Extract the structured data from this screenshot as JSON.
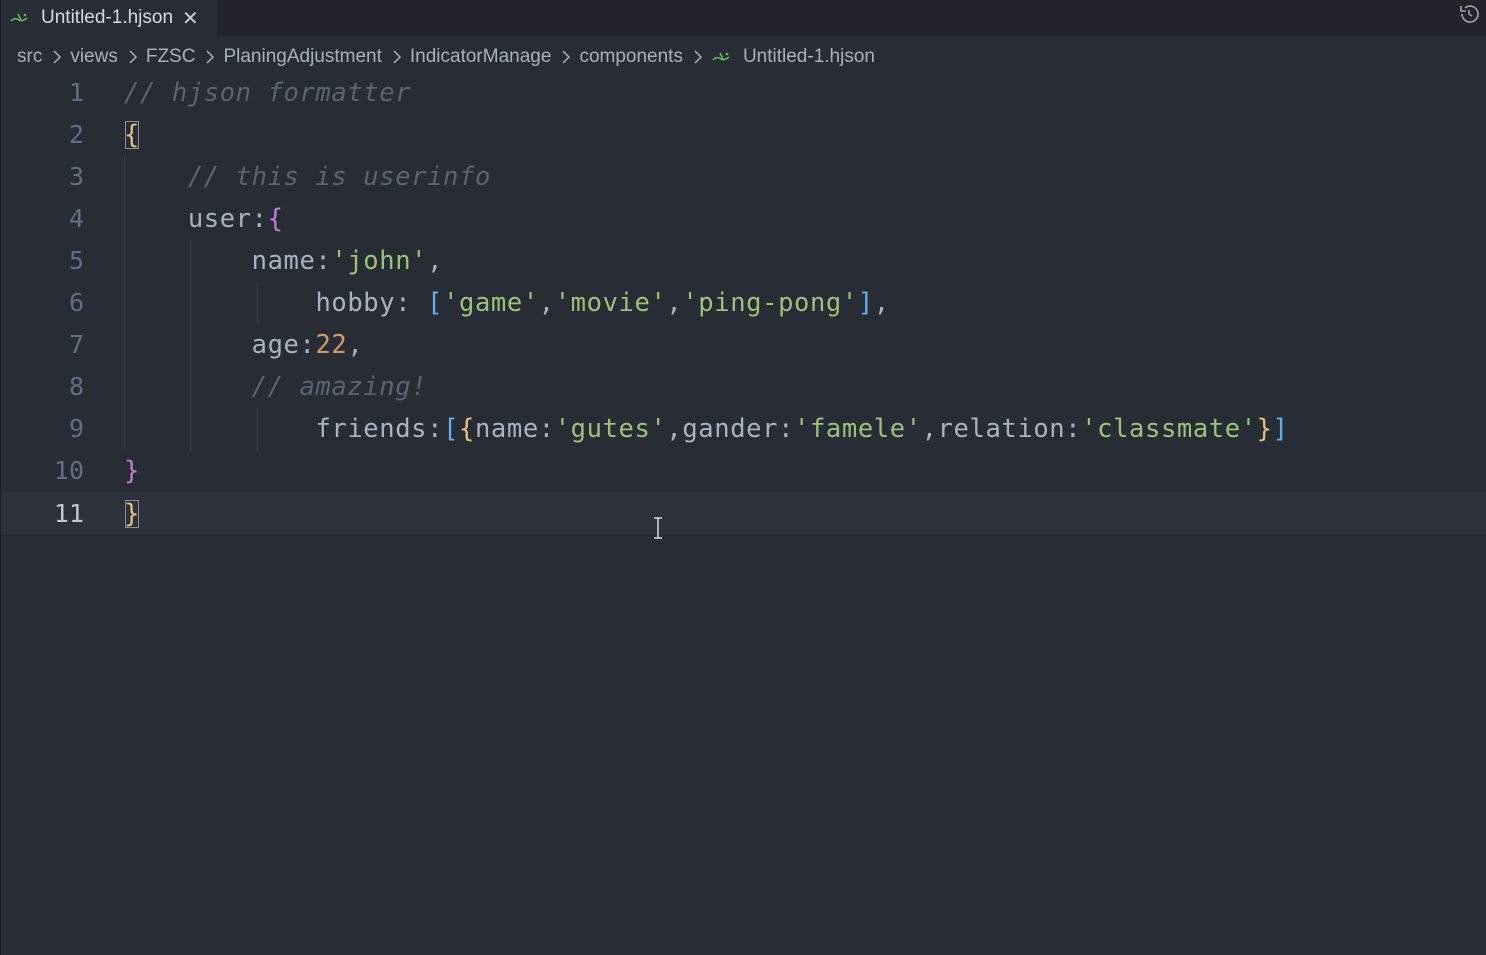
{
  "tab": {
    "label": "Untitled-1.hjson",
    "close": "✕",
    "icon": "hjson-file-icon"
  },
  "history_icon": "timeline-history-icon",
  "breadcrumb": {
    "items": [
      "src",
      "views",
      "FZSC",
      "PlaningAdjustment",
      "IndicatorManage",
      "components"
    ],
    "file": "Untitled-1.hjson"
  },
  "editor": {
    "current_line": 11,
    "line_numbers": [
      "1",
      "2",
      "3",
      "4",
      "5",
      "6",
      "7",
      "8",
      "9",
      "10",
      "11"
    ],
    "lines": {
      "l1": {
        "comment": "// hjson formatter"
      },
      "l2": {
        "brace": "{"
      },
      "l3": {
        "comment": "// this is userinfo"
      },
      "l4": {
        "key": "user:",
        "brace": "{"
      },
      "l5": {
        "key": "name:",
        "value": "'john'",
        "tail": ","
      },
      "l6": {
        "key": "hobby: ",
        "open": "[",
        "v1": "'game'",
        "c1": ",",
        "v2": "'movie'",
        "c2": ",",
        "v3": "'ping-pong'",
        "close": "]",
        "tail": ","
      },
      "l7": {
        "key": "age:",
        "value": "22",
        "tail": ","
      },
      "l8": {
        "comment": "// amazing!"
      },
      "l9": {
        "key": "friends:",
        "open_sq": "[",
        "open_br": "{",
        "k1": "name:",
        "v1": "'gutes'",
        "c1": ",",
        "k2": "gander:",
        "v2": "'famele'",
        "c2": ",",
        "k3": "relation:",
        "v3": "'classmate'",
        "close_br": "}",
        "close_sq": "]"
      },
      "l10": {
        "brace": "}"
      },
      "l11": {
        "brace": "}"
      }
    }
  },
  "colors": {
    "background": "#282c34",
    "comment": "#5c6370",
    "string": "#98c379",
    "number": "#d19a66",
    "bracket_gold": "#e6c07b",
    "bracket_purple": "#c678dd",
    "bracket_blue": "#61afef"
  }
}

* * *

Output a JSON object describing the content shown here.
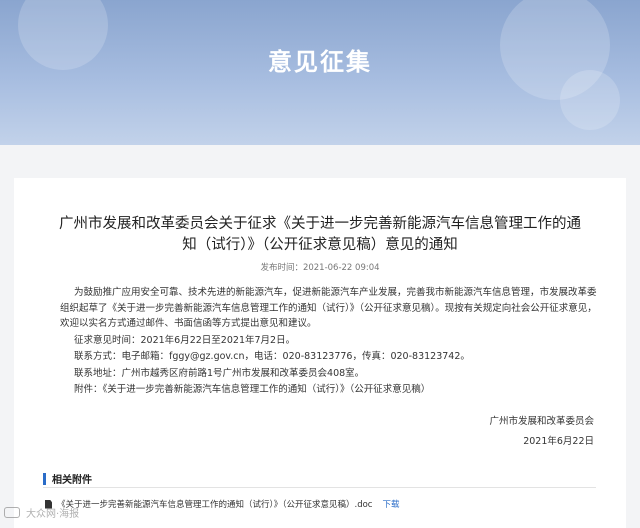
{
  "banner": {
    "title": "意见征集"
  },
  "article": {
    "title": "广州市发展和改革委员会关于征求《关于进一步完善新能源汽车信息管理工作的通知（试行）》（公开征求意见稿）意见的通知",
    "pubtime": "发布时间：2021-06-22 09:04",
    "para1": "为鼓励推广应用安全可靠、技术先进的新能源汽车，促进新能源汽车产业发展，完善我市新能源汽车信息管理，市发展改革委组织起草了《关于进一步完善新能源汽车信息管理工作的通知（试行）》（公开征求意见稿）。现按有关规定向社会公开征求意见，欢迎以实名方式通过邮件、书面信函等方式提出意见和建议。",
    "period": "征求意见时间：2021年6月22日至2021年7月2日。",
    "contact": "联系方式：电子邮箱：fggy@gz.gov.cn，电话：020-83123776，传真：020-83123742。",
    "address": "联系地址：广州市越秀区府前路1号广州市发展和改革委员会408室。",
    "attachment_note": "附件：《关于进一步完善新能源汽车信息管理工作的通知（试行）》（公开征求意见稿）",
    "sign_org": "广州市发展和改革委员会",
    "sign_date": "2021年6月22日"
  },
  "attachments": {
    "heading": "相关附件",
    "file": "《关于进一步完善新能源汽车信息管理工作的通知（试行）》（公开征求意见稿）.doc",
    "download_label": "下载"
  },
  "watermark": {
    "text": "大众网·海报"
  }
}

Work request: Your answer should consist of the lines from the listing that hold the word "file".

Exercise answer:
    "icon": "hjson-file-icon"
    "file": "Untitled-1.hjson"
    "file": "《关于进一步完善新能源汽车信息管理工作的通知（试行）》（公开征求意见稿）.doc",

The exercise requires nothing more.